- Banks representing more than $47 trillion in assets and one-third of the global industry signed on to the United Nations’ Principles for Responsible Banking on Sunday.
- As part of the principles, 130 banks committed to align their business with the goals of the U.N.’s Paris Agreement on Climate Change, as well as its Sustainable Development Goals.
- The U.N.’s launch of the initiative on the eve the U.N. Climate Action Summit in New York comes as more banks emphasize their commitments to socially responsible investing.
Citigroup in July became the first major U.S. bank to sign on to the initiative, with Citi CEO Mike Corbat saying the principles mirror the bank’s philosophy and approach “to developing sustainable solutions alongside our clients and setting clear and ambitious targets.”
Other major global banks to commit to the initiative include Deutsche Bank, Barclays and BNP Paribas.
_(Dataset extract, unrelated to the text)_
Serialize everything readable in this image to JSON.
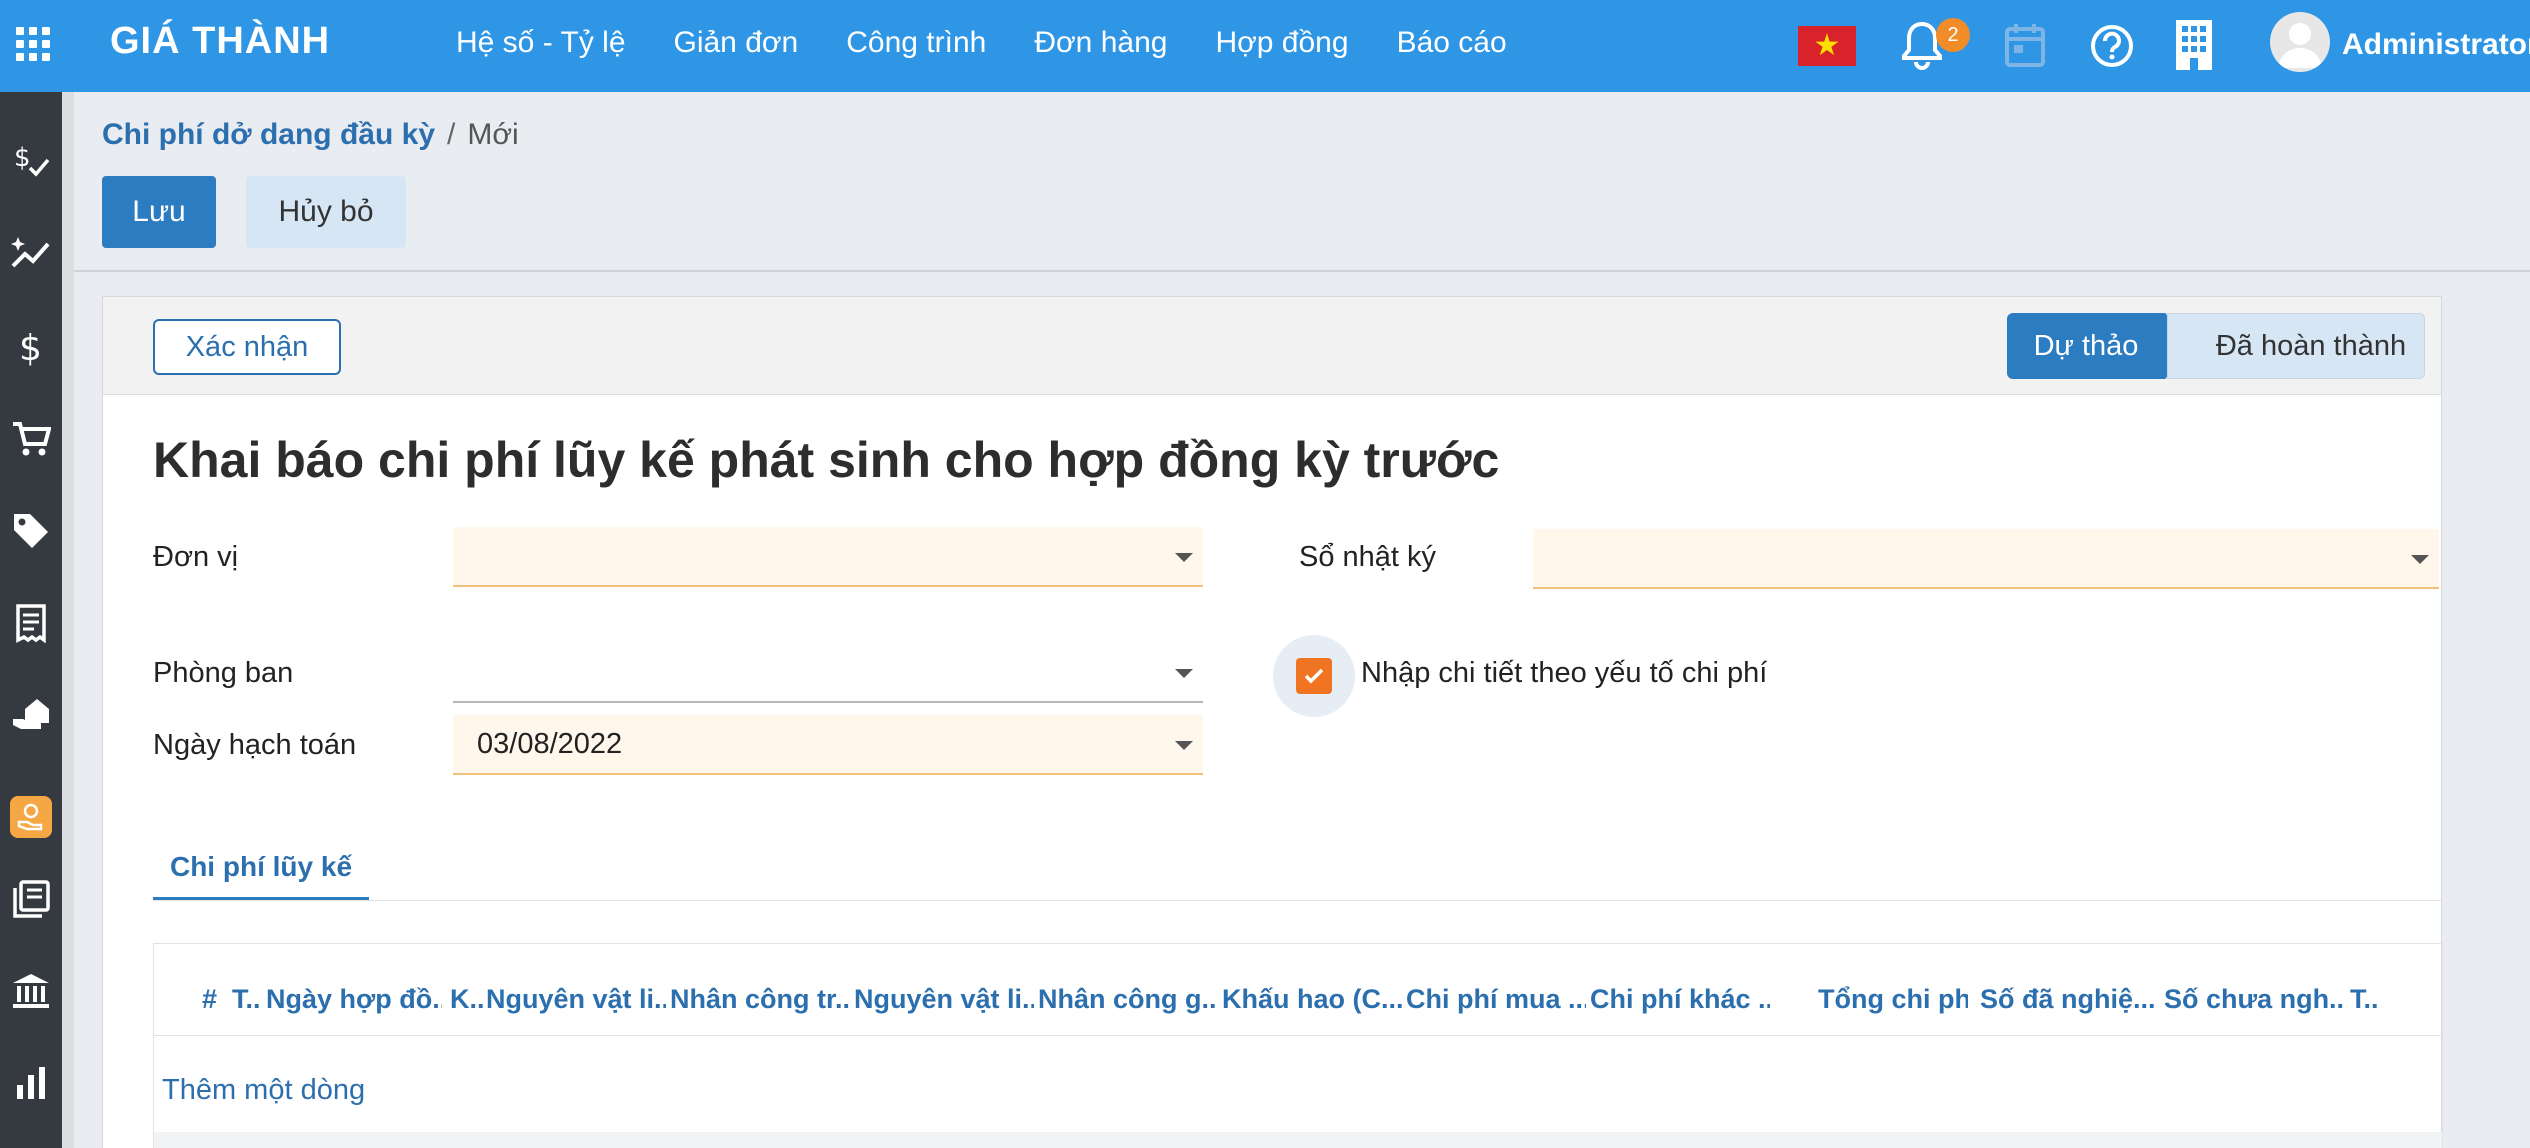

However, the signees include just three of the world’s 10 biggest banks, American Banker reported.
Simone Dettling, banking team lead for the Geneva-based United Nations Environment Finance Initiative, told Reuters the principles mean banks have to consider the impact their loans have on society and not just on their portfolios.
Dettling said banks can also be stripped of the signatory status if they fail to demonstrate they are making progress within a given timeline.
“Ultimately, banks that are not in line with their commitments and do not make progress can be stripped of their signatory status,” she said.
During Sunday’s launch event, U.N. Secretary-General Antonio Guterres called on financial institutions to “invest in climate action and divest from fossil fuels and pollution in general.”
While banks could feel the negative effects of dropping accounts for certain businesses that don’t align with the U.N.’s principles, there are reputational advantages to be gained by promoting lending to certain industries such as alternative energy, Pen Pendleton, a partner at CLP Strategies specializing in communications and media relations for the banking industry, told Banking Dive last month.
“I think you’re going to see many more banks positioning themselves as partners to environmental and sustainable commercial activities,” he added.